Find every line in the records below that holds the word "arrow", and copy it out.
▼
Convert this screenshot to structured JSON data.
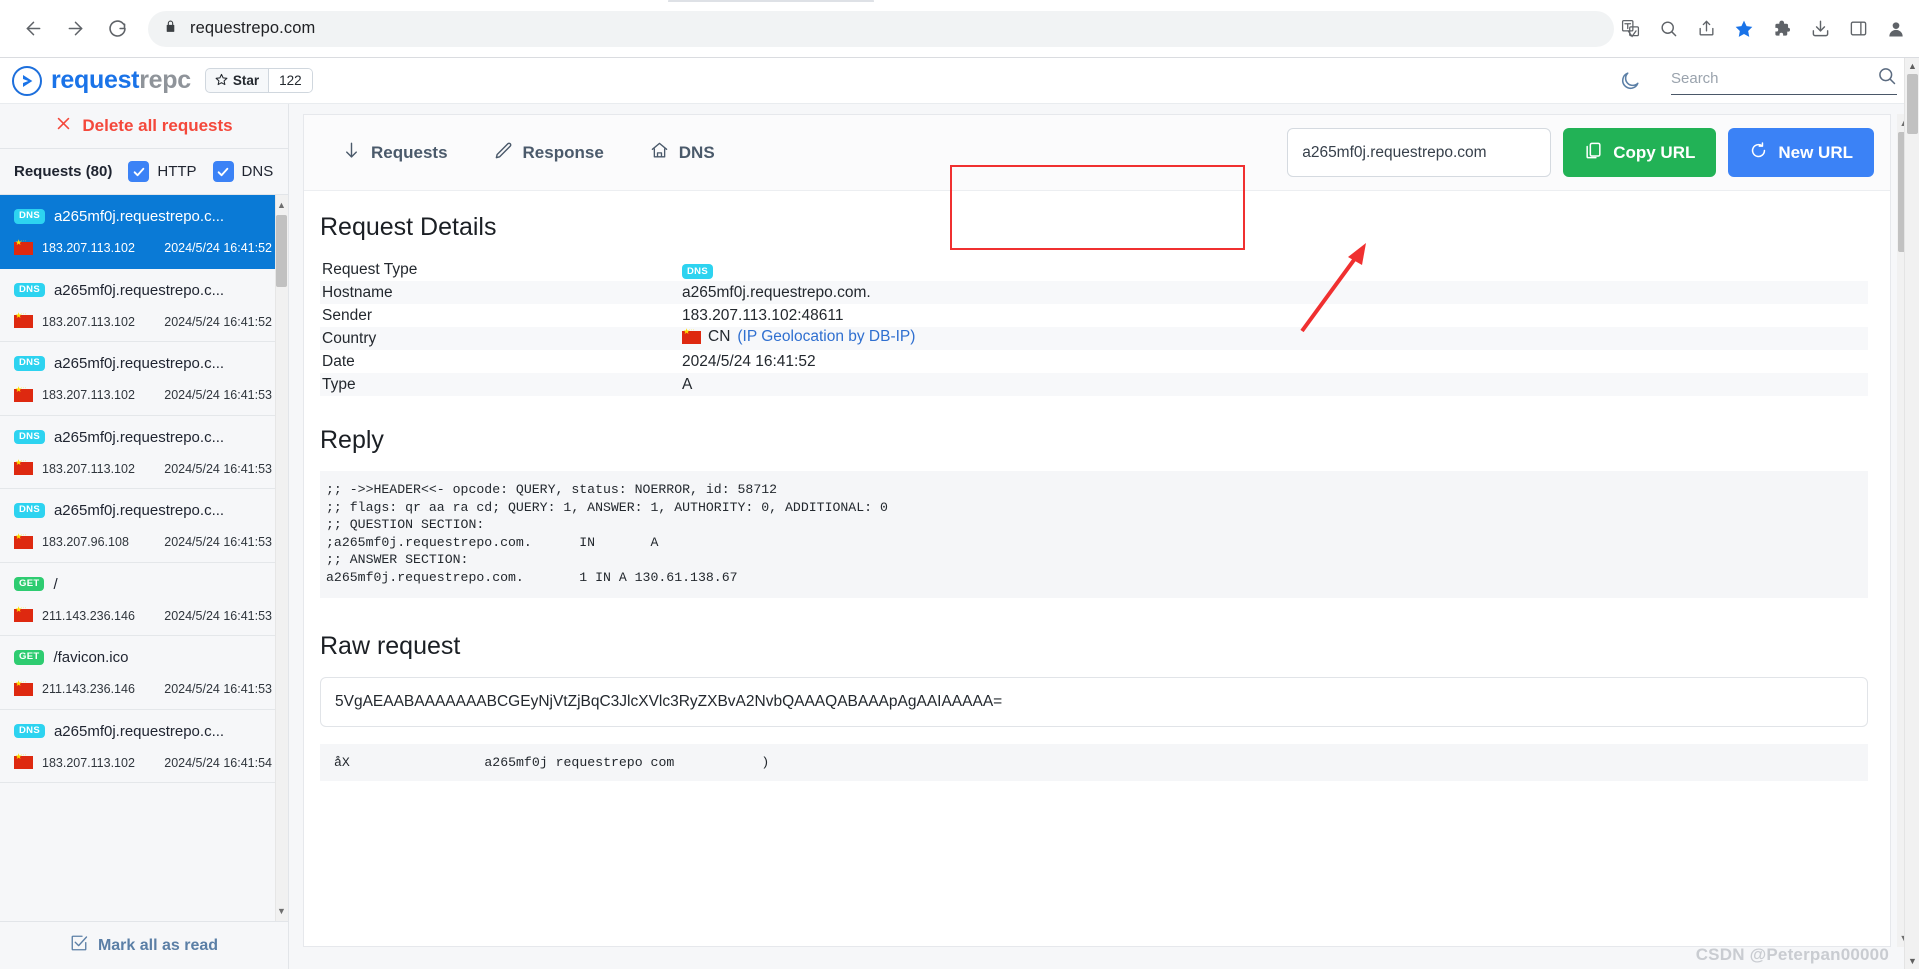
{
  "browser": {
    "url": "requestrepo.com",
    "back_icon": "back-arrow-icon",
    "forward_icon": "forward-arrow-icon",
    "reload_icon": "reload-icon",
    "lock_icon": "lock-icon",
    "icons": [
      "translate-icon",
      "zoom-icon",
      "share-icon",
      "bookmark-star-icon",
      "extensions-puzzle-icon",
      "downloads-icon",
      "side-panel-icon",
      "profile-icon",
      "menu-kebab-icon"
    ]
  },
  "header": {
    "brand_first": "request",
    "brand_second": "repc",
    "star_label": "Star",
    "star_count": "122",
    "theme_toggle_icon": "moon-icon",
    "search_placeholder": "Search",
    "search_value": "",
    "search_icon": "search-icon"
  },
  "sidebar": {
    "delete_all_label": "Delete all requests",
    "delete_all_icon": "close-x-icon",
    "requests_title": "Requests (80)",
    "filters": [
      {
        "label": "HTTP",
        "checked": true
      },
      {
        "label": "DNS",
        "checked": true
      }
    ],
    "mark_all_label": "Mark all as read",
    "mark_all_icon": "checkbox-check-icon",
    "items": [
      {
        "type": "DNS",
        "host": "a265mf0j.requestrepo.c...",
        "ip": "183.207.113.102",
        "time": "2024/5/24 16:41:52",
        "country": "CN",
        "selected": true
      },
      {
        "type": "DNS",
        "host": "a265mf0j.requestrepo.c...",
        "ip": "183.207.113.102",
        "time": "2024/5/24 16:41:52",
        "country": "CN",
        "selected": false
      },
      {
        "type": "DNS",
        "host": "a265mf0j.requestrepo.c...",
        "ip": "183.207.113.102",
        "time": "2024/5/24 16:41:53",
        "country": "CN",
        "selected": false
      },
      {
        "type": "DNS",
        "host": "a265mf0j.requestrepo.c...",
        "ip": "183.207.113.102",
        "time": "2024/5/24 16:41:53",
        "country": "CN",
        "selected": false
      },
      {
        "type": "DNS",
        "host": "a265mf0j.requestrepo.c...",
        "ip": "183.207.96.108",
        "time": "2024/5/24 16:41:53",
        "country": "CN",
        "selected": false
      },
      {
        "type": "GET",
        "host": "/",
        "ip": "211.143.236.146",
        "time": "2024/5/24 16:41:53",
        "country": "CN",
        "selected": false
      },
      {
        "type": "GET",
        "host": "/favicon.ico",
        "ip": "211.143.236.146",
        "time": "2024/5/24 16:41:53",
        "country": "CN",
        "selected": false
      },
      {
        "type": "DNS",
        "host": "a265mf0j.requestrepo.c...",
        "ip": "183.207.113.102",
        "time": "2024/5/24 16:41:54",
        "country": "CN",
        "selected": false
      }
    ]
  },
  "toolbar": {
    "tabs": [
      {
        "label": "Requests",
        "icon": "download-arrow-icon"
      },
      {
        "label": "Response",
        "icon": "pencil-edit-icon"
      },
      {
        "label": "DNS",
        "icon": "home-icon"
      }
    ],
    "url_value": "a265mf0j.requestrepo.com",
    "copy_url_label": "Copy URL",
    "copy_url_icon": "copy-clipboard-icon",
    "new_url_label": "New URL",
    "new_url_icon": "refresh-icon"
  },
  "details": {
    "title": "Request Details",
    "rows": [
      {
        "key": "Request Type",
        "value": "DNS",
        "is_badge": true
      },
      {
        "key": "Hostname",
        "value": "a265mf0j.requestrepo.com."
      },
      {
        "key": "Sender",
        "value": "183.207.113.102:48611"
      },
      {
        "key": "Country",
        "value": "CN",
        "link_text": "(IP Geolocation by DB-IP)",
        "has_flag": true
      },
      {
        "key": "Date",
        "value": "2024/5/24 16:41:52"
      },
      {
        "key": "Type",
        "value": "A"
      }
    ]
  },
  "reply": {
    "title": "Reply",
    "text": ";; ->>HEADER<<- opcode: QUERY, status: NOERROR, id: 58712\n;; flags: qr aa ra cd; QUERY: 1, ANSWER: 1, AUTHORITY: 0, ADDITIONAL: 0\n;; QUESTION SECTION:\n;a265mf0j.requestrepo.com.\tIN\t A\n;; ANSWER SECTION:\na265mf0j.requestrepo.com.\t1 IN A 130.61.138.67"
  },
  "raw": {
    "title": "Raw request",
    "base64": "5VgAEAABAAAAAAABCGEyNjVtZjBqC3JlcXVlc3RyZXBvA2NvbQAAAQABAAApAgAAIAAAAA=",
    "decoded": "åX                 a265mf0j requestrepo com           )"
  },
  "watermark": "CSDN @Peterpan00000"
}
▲
◆ SOLUTION FOR THIS TASK
    "back_icon": "back-arrow-icon",
    "forward_icon": "forward-arrow-icon",
        "icon": "download-arrow-icon"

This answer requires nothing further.